Among the entries that follow, find every line with the word "title" and list it.
(Source material Opens)
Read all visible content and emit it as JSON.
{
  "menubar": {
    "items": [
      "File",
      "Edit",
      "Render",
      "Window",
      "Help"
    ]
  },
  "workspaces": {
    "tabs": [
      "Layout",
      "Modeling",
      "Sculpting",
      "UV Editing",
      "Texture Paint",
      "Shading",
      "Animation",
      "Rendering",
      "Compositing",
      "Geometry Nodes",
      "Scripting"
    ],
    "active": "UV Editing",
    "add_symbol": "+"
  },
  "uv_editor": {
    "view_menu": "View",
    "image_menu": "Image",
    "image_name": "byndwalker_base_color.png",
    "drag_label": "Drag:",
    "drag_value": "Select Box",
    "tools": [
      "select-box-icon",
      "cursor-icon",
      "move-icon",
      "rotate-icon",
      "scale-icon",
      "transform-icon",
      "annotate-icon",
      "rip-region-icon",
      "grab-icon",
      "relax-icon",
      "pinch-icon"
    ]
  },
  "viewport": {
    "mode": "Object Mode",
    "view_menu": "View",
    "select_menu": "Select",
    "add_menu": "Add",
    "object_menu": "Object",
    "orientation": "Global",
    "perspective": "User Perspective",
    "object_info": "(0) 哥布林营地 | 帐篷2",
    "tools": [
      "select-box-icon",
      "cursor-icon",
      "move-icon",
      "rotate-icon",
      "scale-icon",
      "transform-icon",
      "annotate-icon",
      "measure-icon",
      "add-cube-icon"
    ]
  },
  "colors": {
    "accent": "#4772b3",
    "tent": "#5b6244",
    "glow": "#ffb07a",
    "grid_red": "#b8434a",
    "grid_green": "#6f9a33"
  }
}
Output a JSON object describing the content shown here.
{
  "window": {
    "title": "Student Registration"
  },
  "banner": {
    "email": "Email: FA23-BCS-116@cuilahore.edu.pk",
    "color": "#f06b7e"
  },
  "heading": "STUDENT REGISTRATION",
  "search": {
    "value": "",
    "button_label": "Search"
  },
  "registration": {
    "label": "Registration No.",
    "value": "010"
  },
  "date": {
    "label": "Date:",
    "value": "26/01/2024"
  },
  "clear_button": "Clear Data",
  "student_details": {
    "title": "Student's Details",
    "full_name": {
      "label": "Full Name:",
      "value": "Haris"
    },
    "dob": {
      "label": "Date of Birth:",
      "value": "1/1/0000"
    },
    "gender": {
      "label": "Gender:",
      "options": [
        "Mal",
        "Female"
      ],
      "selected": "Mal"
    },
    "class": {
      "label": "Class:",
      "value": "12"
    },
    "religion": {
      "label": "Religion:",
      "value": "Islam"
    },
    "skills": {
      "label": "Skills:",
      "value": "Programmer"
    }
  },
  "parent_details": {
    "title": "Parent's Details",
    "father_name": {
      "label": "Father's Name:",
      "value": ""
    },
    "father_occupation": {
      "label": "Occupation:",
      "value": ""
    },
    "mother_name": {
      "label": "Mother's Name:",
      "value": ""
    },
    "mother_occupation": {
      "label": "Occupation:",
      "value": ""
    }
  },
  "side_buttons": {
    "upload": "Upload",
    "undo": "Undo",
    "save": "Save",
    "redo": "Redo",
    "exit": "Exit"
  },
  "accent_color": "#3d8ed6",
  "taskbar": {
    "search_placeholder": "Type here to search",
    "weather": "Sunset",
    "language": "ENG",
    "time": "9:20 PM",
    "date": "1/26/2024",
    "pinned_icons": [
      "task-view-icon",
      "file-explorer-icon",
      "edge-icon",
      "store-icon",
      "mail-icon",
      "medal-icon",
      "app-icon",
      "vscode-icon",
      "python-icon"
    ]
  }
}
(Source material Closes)
Answer to the problem ->
    "title": "Student Registration"
    "title": "Student's Details",
    "title": "Parent's Details",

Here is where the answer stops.